According to a report by the New York Times, the Metropolitan Museum of Art in New York, which closed to the public last week, is currently preparing for potential closure until July and a $100 million loss over the next year due to costs related to the coronavirus pandemic.
The museum is committed to paying all its employees, who are currently working from home, through April 4, as the institution considers possible scenarios involving layoffs, furloughs, and other measures. According to a letter obtained by the Times that was sent to museum department heads by Met president Daniel Weiss and director Max Hollein, other possibilities include the prospect of plans, upon reopening, to present “a reduced program and lower cost structure that anticipates lower attendance for at least the next year due to reduced global and domestic tourism and spending.”
The letter states that the heads of the Met “have a profound responsibility to protect and preserve the treasured institution we inherited” in this “extraordinarily challenging time for us all.”
The Times said that the museum is also establishing a $50 million emergency fund with money reserved for acquisitions and programming to be directed to operational expenses and fundraising efforts.

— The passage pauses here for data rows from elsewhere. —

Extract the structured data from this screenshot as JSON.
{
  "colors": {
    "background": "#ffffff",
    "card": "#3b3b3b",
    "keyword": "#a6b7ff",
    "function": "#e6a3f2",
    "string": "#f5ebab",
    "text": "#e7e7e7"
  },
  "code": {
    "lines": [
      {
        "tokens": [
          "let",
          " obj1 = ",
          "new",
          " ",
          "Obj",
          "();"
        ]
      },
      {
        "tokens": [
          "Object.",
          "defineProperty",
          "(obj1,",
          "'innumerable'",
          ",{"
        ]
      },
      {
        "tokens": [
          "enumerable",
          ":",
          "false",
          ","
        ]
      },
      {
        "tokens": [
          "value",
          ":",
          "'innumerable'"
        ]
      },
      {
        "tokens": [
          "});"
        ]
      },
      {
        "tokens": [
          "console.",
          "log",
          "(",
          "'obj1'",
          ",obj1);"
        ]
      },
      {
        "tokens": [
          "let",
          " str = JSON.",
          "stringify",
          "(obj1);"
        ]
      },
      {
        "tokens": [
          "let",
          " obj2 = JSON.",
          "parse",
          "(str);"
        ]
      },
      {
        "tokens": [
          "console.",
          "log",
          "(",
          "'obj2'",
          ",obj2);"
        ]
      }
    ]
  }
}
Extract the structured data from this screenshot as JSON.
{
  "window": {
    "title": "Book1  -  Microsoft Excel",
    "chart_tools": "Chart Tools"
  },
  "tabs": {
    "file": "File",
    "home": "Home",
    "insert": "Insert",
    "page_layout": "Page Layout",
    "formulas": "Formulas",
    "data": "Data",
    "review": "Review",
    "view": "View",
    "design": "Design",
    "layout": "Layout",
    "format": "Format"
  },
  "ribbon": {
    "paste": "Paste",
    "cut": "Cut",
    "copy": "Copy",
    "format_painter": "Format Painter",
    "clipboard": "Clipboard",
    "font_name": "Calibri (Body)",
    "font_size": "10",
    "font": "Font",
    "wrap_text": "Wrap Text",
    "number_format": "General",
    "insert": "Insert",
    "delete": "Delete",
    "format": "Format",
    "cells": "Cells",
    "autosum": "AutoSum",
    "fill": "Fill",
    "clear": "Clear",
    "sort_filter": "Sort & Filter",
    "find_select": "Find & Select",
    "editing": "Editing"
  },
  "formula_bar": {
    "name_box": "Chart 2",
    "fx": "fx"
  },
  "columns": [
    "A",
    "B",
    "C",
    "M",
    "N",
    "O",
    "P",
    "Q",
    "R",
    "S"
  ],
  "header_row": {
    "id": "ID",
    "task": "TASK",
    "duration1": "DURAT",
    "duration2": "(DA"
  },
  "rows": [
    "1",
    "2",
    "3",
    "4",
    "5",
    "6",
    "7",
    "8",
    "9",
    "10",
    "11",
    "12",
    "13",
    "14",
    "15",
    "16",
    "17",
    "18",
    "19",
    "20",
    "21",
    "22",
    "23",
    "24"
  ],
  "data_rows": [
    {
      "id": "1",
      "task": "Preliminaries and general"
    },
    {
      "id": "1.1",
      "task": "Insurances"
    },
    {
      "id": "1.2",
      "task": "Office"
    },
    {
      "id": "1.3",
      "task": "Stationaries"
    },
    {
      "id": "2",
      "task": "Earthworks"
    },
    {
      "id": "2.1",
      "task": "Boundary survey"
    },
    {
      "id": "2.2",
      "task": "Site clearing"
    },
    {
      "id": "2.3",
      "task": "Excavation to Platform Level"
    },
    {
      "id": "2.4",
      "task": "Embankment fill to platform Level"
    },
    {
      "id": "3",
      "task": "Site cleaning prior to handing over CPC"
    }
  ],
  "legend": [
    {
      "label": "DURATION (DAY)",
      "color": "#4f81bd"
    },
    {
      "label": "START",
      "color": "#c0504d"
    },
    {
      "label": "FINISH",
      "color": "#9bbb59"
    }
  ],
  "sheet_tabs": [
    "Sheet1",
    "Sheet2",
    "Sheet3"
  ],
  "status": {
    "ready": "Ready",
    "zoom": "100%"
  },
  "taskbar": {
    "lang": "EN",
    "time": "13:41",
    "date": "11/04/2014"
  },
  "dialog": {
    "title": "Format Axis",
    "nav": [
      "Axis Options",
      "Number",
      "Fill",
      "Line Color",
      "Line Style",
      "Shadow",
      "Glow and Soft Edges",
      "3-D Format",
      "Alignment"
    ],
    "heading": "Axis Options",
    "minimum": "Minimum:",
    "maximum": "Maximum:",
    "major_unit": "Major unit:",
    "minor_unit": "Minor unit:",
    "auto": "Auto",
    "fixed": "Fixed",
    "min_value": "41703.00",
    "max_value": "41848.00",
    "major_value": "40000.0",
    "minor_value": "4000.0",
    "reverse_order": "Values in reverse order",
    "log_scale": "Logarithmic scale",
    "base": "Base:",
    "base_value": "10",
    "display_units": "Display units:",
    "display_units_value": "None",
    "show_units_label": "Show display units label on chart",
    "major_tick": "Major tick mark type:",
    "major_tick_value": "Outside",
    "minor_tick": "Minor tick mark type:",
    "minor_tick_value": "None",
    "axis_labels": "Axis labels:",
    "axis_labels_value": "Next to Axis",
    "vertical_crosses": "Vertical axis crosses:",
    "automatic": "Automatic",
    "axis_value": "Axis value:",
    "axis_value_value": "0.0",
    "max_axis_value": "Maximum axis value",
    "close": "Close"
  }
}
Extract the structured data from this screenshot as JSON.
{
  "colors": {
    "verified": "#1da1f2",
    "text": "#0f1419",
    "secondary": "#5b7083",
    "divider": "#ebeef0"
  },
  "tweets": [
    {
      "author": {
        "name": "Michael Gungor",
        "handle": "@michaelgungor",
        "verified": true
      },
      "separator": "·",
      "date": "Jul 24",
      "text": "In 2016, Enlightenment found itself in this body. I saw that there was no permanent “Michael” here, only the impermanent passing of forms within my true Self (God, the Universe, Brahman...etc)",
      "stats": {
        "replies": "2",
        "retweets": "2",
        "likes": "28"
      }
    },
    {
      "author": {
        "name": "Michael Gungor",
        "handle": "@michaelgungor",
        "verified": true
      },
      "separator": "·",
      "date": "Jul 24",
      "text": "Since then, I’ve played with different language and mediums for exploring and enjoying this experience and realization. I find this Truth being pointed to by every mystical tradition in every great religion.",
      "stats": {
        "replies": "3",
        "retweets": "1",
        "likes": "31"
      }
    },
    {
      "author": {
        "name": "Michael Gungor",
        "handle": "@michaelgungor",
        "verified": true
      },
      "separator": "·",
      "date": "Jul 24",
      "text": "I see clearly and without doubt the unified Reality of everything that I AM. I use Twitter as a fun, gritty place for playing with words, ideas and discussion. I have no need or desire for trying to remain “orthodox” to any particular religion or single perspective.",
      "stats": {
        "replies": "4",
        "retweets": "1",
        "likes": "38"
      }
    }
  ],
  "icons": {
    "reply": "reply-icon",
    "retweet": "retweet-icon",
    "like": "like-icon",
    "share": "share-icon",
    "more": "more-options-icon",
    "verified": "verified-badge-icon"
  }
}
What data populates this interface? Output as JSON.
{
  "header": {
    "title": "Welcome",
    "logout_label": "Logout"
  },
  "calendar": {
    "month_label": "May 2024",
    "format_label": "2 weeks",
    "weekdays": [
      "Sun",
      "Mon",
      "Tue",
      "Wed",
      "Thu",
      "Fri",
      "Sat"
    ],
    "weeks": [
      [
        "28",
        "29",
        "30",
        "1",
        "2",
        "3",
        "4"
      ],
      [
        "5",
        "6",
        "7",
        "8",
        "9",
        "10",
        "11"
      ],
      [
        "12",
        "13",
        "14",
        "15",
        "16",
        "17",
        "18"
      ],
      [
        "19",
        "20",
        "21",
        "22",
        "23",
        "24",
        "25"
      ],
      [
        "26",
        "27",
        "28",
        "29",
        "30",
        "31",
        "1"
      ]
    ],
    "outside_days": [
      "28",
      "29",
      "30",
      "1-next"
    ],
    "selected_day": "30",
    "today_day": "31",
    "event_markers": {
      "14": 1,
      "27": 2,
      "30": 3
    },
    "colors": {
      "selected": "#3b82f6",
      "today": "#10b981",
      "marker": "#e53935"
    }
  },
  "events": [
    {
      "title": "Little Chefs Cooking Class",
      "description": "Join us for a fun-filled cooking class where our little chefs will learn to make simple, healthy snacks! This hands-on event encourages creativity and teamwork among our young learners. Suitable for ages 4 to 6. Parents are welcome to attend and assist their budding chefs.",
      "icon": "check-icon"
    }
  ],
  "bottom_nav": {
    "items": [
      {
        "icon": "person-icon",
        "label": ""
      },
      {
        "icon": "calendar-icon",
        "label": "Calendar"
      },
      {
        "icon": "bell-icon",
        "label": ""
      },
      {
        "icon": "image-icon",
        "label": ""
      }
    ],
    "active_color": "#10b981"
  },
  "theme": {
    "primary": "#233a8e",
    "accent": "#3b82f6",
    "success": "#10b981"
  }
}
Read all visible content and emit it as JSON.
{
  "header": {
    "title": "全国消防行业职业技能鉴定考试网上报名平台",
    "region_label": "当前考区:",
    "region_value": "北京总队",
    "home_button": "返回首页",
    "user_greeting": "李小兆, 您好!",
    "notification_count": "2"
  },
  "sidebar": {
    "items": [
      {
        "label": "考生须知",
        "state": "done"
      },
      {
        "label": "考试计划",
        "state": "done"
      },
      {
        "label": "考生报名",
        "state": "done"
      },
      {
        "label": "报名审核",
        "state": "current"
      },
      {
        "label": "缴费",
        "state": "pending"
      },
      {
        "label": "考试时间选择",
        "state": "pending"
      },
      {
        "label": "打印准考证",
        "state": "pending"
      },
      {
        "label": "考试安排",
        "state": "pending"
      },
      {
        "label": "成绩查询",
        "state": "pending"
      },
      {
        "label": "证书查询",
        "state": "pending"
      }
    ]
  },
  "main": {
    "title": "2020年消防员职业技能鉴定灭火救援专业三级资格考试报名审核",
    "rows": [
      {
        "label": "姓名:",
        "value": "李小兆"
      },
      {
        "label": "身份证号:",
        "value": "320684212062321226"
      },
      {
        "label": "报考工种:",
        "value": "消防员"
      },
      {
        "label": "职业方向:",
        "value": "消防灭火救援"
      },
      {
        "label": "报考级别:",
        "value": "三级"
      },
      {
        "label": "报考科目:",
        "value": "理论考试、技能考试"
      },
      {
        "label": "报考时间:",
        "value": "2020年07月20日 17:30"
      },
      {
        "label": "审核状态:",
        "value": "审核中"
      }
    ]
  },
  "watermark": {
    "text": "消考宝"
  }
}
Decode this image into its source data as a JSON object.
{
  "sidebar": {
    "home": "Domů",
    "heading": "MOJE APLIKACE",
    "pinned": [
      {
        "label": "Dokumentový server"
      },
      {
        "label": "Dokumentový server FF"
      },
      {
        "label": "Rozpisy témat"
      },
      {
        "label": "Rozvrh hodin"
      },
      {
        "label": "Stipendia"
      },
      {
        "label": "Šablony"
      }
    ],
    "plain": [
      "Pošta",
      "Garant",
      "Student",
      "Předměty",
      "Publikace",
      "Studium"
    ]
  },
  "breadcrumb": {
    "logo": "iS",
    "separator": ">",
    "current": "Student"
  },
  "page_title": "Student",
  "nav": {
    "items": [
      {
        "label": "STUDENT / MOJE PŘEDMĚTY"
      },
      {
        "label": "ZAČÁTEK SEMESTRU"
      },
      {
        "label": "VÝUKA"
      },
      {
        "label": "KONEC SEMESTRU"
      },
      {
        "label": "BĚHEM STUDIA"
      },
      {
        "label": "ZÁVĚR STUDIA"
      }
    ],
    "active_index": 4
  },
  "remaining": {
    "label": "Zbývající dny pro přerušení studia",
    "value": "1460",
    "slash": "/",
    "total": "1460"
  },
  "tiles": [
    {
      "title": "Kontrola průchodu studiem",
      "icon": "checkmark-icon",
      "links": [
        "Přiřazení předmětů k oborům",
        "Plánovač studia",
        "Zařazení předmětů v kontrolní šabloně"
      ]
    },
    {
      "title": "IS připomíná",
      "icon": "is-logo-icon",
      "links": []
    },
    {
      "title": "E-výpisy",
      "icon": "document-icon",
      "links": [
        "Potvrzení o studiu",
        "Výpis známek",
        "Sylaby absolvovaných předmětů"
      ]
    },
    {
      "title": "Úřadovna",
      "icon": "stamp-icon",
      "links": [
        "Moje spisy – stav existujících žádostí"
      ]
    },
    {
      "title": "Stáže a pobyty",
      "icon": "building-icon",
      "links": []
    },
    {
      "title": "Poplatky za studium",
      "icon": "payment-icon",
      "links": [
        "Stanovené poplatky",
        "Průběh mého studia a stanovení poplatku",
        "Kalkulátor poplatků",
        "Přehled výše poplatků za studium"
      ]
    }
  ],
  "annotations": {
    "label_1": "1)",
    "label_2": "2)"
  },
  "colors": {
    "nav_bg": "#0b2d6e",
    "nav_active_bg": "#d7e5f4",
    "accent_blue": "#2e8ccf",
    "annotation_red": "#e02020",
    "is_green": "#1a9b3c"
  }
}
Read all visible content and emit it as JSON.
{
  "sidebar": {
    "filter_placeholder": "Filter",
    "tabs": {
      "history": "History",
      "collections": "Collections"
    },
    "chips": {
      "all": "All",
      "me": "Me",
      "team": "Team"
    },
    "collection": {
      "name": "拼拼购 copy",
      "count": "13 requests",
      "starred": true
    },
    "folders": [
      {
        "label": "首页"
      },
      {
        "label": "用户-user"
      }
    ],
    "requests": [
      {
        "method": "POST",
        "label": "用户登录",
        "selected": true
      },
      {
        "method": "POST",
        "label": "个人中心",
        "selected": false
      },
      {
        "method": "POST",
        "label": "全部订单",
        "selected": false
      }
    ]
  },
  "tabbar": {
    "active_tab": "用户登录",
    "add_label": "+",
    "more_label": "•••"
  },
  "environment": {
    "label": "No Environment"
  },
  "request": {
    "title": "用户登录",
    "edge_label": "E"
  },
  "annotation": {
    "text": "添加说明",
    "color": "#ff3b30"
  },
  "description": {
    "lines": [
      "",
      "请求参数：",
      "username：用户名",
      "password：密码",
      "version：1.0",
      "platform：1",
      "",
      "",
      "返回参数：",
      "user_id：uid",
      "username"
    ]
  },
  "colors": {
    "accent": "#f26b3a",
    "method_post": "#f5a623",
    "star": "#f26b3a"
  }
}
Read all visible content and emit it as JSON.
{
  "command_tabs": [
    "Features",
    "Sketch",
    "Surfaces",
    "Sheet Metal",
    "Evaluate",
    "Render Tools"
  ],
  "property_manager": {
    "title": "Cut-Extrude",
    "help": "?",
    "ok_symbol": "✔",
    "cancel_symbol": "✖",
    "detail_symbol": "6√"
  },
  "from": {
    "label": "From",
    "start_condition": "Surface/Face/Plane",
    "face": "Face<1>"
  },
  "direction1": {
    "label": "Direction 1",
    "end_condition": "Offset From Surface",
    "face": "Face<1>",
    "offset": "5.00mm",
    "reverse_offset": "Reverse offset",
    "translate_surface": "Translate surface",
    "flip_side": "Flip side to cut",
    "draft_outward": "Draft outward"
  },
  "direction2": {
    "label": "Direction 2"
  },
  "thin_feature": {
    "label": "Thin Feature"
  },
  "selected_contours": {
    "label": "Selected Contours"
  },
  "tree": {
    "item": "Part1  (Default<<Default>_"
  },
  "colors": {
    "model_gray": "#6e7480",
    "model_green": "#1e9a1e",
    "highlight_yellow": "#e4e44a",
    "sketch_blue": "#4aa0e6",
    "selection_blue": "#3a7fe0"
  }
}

Laura Lott, president and chief executive officer of the American Alliance of Museums, told the Times that the financial impact the Met projects is a troubling signal for smaller institutions in the United States. “This situation is by far more dire than anything I have experienced in my 25 years of being an arts finance professional,” she said.